It is quite clear that if he gave an unconditional promise to include an ‘in/out’ referendum in the Party’s manifesto for the 2015 election, UKIP’s stated primary aim would be served by the Tories and Cameron could feel confident that those Tory voters who have defected to UKIP would return to the Party thereby giving them a chance of beating Labour in 2015.
Unfortunately, for the prime minister, he cannot do this because the Tory’s biggest backers, the large corporations, want the UK as a full member of the EU as evidenced by the CBI Director-General, John Cridland, New Year message – in which he said “it was vital the UK remained at the EU table banging the drum for its national interest – shaping the agenda on Single Market reform; on climate change; protecting the financial services industry; and promoting new trade agreements.”
This helps to explain Cameron’s dithering on this issue. Since taking office his, or rather George Osborne’s, strategy has been to put the greatest pressure on the people, by implementing harsh austerity measures and continuing to allow high immigration so that they are prepared to work harder and longer for little or no extra pay.
Through these policies the aim is to create the best conditions possible for both British and overseas global corporations to locate the HQ for their European operations here. Lowing rates of corporation tax and allowing some of the largest corporations to pay little or no tax adds to the attraction of the UK.
Unless the UK is influential within the EU – these corporations will not choose to set up or stay here. So Cameron hopes he will able to do a deal with the other EU members whereby some political powers are returned to the UK, to pacify the voters who want to leave the EU, but still remain influential in Europe. Presently this seems a circle that cannot be squared and it is little wonder that he is avoiding the subject at all costs.
Since the UK buys significantly more from the EU than they from us and that we pay one of the largest contributions towards the EU’s running costs – it is possible that Cameron will be able to strike some kind of deal to return powers for they will not want us to leave. There seems little doubt that his much heralded speech on the issue is being delayed in the hope that he will be able to make an announcement at that time of, at least, the outline of such a deal.
If Cameron can achieve this, there is some hope that he could win a referendum on the offer because the extent to which the British people want to leave the EU, judging by recent polls, is not overwhelming – however, he will want to hold that referendum as a stand alone issue, not incorporated with one asking if we should leave entirely as this must be avoided at all costs! This probably will be suggested as the next step – should the ‘reclaimed powers’ referendum result in a ‘No’.
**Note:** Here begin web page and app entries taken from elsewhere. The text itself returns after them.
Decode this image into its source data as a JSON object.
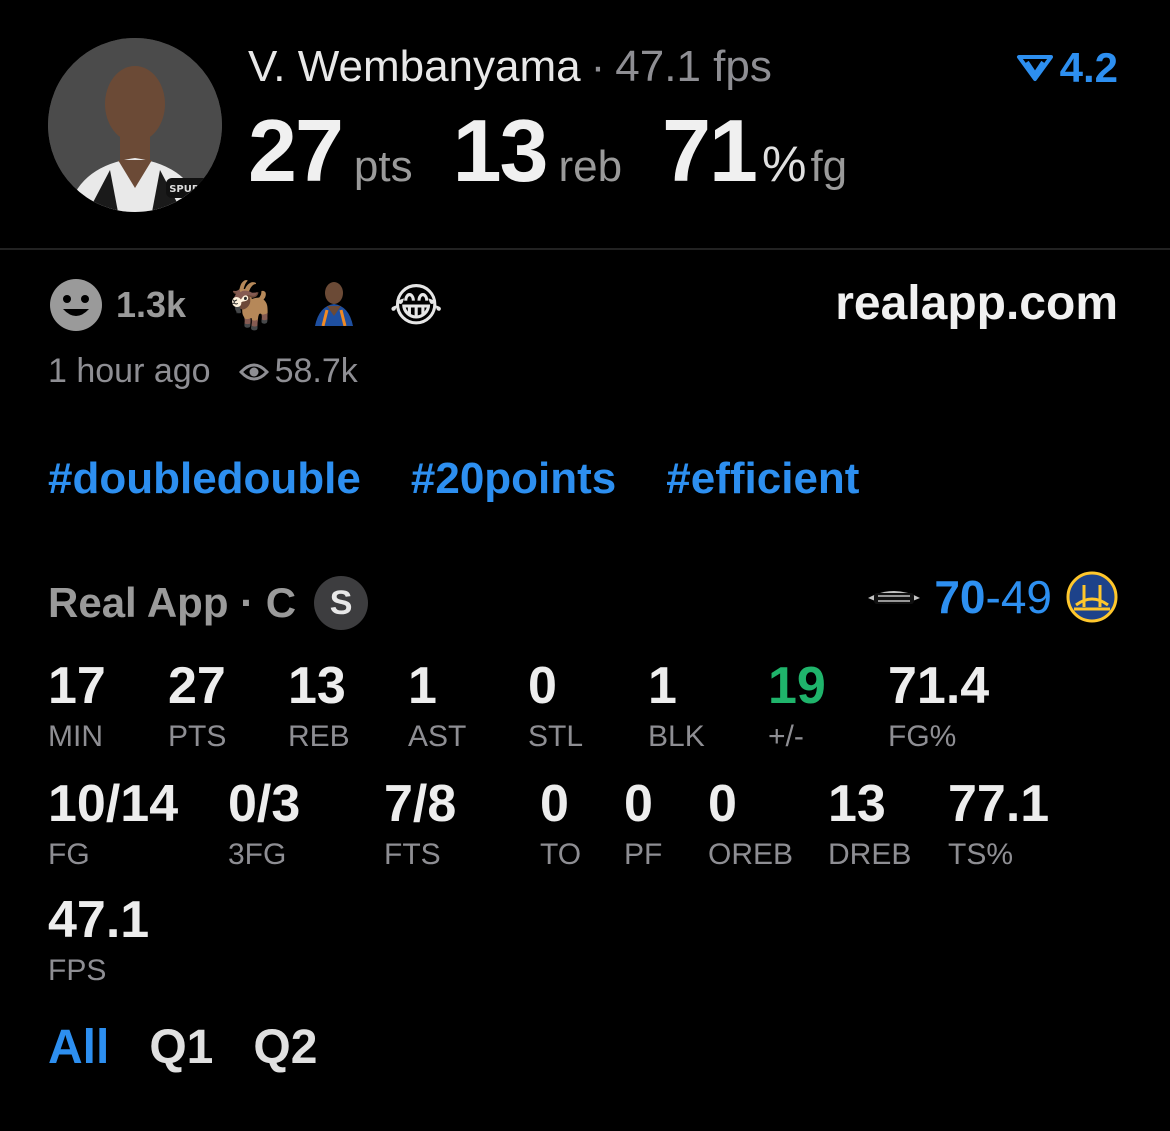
{
  "header": {
    "player_name": "V. Wembanyama",
    "separator": "·",
    "fps_text": "47.1 fps",
    "rating": "4.2",
    "pts": "27",
    "pts_unit": "pts",
    "reb": "13",
    "reb_unit": "reb",
    "fg": "71",
    "fg_pct": "%",
    "fg_unit": "fg",
    "avatar_logo_text": "SPURS"
  },
  "social": {
    "reaction_count": "1.3k",
    "reactions": [
      "🐐",
      "🏀",
      "😂"
    ],
    "site": "realapp.com",
    "time_ago": "1 hour ago",
    "views": "58.7k"
  },
  "tags": [
    "#doubledouble",
    "#20points",
    "#efficient"
  ],
  "game": {
    "source": "Real App · C",
    "badge": "S",
    "home_score": "70",
    "dash": "-",
    "away_score": "49"
  },
  "stats_row1": [
    {
      "value": "17",
      "label": "MIN"
    },
    {
      "value": "27",
      "label": "PTS"
    },
    {
      "value": "13",
      "label": "REB"
    },
    {
      "value": "1",
      "label": "AST"
    },
    {
      "value": "0",
      "label": "STL"
    },
    {
      "value": "1",
      "label": "BLK"
    },
    {
      "value": "19",
      "label": "+/-"
    },
    {
      "value": "71.4",
      "label": "FG%"
    }
  ],
  "stats_row2": [
    {
      "value": "10/14",
      "label": "FG"
    },
    {
      "value": "0/3",
      "label": "3FG"
    },
    {
      "value": "7/8",
      "label": "FTS"
    },
    {
      "value": "0",
      "label": "TO"
    },
    {
      "value": "0",
      "label": "PF"
    },
    {
      "value": "0",
      "label": "OREB"
    },
    {
      "value": "13",
      "label": "DREB"
    },
    {
      "value": "77.1",
      "label": "TS%"
    }
  ],
  "stats_row3": [
    {
      "value": "47.1",
      "label": "FPS"
    }
  ],
  "tabs": [
    "All",
    "Q1",
    "Q2"
  ],
  "colors": {
    "accent": "#2d8ff0",
    "positive": "#1fb46b",
    "muted": "#8e8e93"
  }
}
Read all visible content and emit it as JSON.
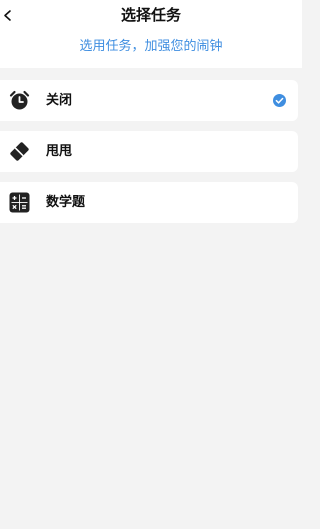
{
  "header": {
    "back_icon": "chevron-left-icon",
    "title": "选择任务",
    "subtitle": "选用任务，加强您的闹钟"
  },
  "tasks": [
    {
      "label": "关闭",
      "icon": "alarm-clock-icon",
      "selected": true
    },
    {
      "label": "甩甩",
      "icon": "shake-phone-icon",
      "selected": false
    },
    {
      "label": "数学题",
      "icon": "calculator-icon",
      "selected": false
    }
  ],
  "colors": {
    "accent": "#3f8ee0",
    "background": "#f3f3f3",
    "card": "#ffffff",
    "text": "#111111"
  }
}
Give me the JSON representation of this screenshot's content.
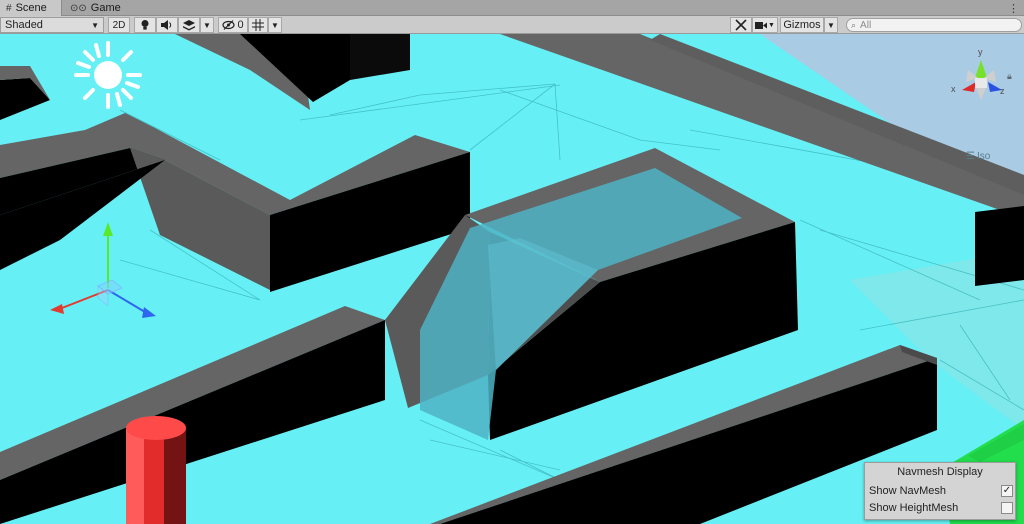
{
  "tabs": [
    {
      "label": "Scene",
      "icon": "hash-icon"
    },
    {
      "label": "Game",
      "icon": "gamepad-icon"
    }
  ],
  "toolbar": {
    "draw_mode": "Shaded",
    "mode_2d": "2D",
    "hidden_count": "0",
    "gizmos": "Gizmos",
    "search_placeholder": "All"
  },
  "viewport": {
    "projection_label": "Iso",
    "navmesh_color": "#66f0f5",
    "wall_top_color": "#656565",
    "wall_front_color": "#000000",
    "ground_color": "#7ee8ea",
    "sky_color": "#a9cbe4",
    "grass_color": "#22dd4c",
    "cylinder_color": "#ff4a4a"
  },
  "navmesh_panel": {
    "title": "Navmesh Display",
    "show_navmesh": {
      "label": "Show NavMesh",
      "checked": true
    },
    "show_heightmesh": {
      "label": "Show HeightMesh",
      "checked": false
    }
  }
}
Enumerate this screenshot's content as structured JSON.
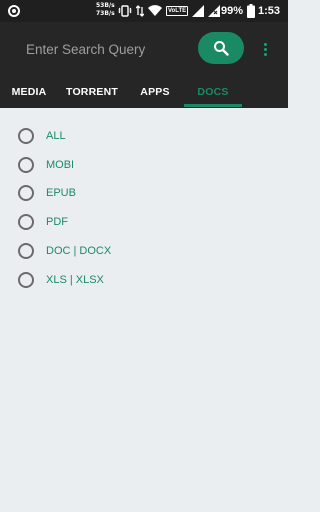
{
  "status_bar": {
    "net_speed_up": "53B/s",
    "net_speed_down": "73B/s",
    "volte": "VoLTE",
    "battery": "99%",
    "time": "1:53"
  },
  "search": {
    "placeholder": "Enter Search Query"
  },
  "icons": {
    "search": "search-icon",
    "menu": "more-vert-icon"
  },
  "tabs": [
    {
      "label": "MEDIA",
      "active": false
    },
    {
      "label": "TORRENT",
      "active": false
    },
    {
      "label": "APPS",
      "active": false
    },
    {
      "label": "DOCS",
      "active": true
    }
  ],
  "options": [
    {
      "label": "ALL",
      "selected": false
    },
    {
      "label": "MOBI",
      "selected": false
    },
    {
      "label": "EPUB",
      "selected": false
    },
    {
      "label": "PDF",
      "selected": false
    },
    {
      "label": "DOC | DOCX",
      "selected": false
    },
    {
      "label": "XLS | XLSX",
      "selected": false
    }
  ],
  "colors": {
    "accent": "#1a8a64",
    "bar_background": "#262626",
    "page_background": "#ebeef0"
  }
}
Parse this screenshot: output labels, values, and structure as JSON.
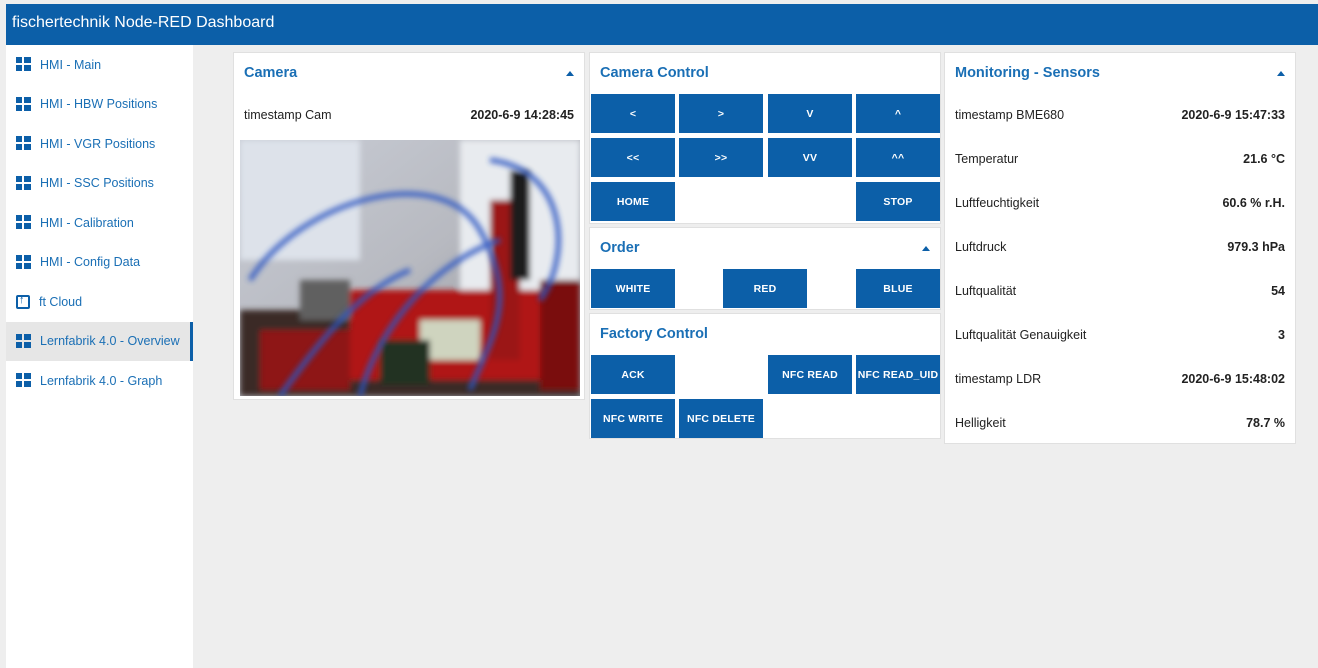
{
  "header": {
    "title": "fischertechnik Node-RED Dashboard"
  },
  "sidebar": {
    "items": [
      {
        "label": "HMI - Main",
        "icon": "dashboard-icon"
      },
      {
        "label": "HMI - HBW Positions",
        "icon": "dashboard-icon"
      },
      {
        "label": "HMI - VGR Positions",
        "icon": "dashboard-icon"
      },
      {
        "label": "HMI - SSC Positions",
        "icon": "dashboard-icon"
      },
      {
        "label": "HMI - Calibration",
        "icon": "dashboard-icon"
      },
      {
        "label": "HMI - Config Data",
        "icon": "dashboard-icon"
      },
      {
        "label": "ft Cloud",
        "icon": "external-link-icon"
      },
      {
        "label": "Lernfabrik 4.0 - Overview",
        "icon": "dashboard-icon",
        "active": true
      },
      {
        "label": "Lernfabrik 4.0 - Graph",
        "icon": "dashboard-icon"
      }
    ]
  },
  "camera": {
    "title": "Camera",
    "timestamp_label": "timestamp Cam",
    "timestamp_value": "2020-6-9 14:28:45"
  },
  "camera_control": {
    "title": "Camera Control",
    "buttons": {
      "left": "<",
      "right": ">",
      "down": "V",
      "up": "^",
      "left2": "<<",
      "right2": ">>",
      "down2": "VV",
      "up2": "^^",
      "home": "HOME",
      "stop": "STOP"
    }
  },
  "order": {
    "title": "Order",
    "white": "WHITE",
    "red": "RED",
    "blue": "BLUE"
  },
  "factory_control": {
    "title": "Factory Control",
    "ack": "ACK",
    "nfc_read": "NFC READ",
    "nfc_read_uid": "NFC READ_UID",
    "nfc_write": "NFC WRITE",
    "nfc_delete": "NFC DELETE"
  },
  "monitoring": {
    "title": "Monitoring - Sensors",
    "rows": [
      {
        "label": "timestamp BME680",
        "value": "2020-6-9 15:47:33"
      },
      {
        "label": "Temperatur",
        "value": "21.6 °C"
      },
      {
        "label": "Luftfeuchtigkeit",
        "value": "60.6 % r.H."
      },
      {
        "label": "Luftdruck",
        "value": "979.3 hPa"
      },
      {
        "label": "Luftqualität",
        "value": "54"
      },
      {
        "label": "Luftqualität Genauigkeit",
        "value": "3"
      },
      {
        "label": "timestamp LDR",
        "value": "2020-6-9 15:48:02"
      },
      {
        "label": "Helligkeit",
        "value": "78.7 %"
      }
    ]
  },
  "colors": {
    "accent": "#0c5fa8",
    "link": "#1a6fb5",
    "background": "#eeeeee"
  }
}
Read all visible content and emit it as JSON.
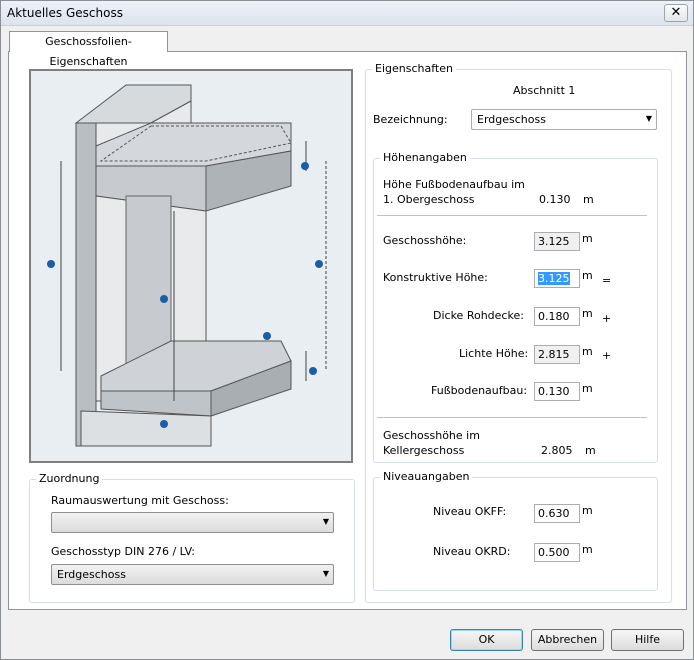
{
  "window": {
    "title": "Aktuelles Geschoss",
    "close_glyph": "✕"
  },
  "tab": {
    "label": "Geschossfolien-Eigenschaften"
  },
  "eigenschaften": {
    "group_label": "Eigenschaften",
    "abschnitt": "Abschnitt 1",
    "bezeichnung_label": "Bezeichnung:",
    "bezeichnung_value": "Erdgeschoss"
  },
  "hoehen": {
    "group_label": "Höhenangaben",
    "fussboden_og_label_1": "Höhe Fußbodenaufbau im",
    "fussboden_og_label_2": "1. Obergeschoss",
    "fussboden_og_value": "0.130",
    "geschosshoehe_label": "Geschosshöhe:",
    "geschosshoehe_value": "3.125",
    "konstruktive_label": "Konstruktive Höhe:",
    "konstruktive_value": "3.125",
    "dicke_label": "Dicke Rohdecke:",
    "dicke_value": "0.180",
    "lichte_label": "Lichte Höhe:",
    "lichte_value": "2.815",
    "fussboden_label": "Fußbodenaufbau:",
    "fussboden_value": "0.130",
    "keller_label_1": "Geschosshöhe im",
    "keller_label_2": "Kellergeschoss",
    "keller_value": "2.805",
    "unit": "m",
    "eq": "=",
    "plus": "+"
  },
  "niveau": {
    "group_label": "Niveauangaben",
    "okff_label": "Niveau OKFF:",
    "okff_value": "0.630",
    "okrd_label": "Niveau OKRD:",
    "okrd_value": "0.500",
    "unit": "m"
  },
  "zuordnung": {
    "group_label": "Zuordnung",
    "raum_label": "Raumauswertung mit Geschoss:",
    "raum_value": "",
    "typ_label": "Geschosstyp DIN 276 / LV:",
    "typ_value": "Erdgeschoss"
  },
  "buttons": {
    "ok": "OK",
    "cancel": "Abbrechen",
    "help": "Hilfe"
  }
}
Although there may be some hope of light at the end of the tunnel for the Tories, against this complex backdrop is the fact that even with the above offer – not enough UKIP voters may not return to the Party to enable them to win the General Election. For those who wish for the UK to withdraw from the EU entirely – this would be a dangerous situation for if Labour do win, they are unlikely to be under the same pressure to hold a referendum and they will continue their policy of ‘being at the heart of the EU’ and seek to find ways to bind us indefinitely, through entangling us in as many new projects as possible.
Whatever the outcome, one thing is for sure – that whoever wins the next election – the policies introduced on the EU and other matters will not be for the benefit of the people, but for the global corporations whose interests the main parties serve.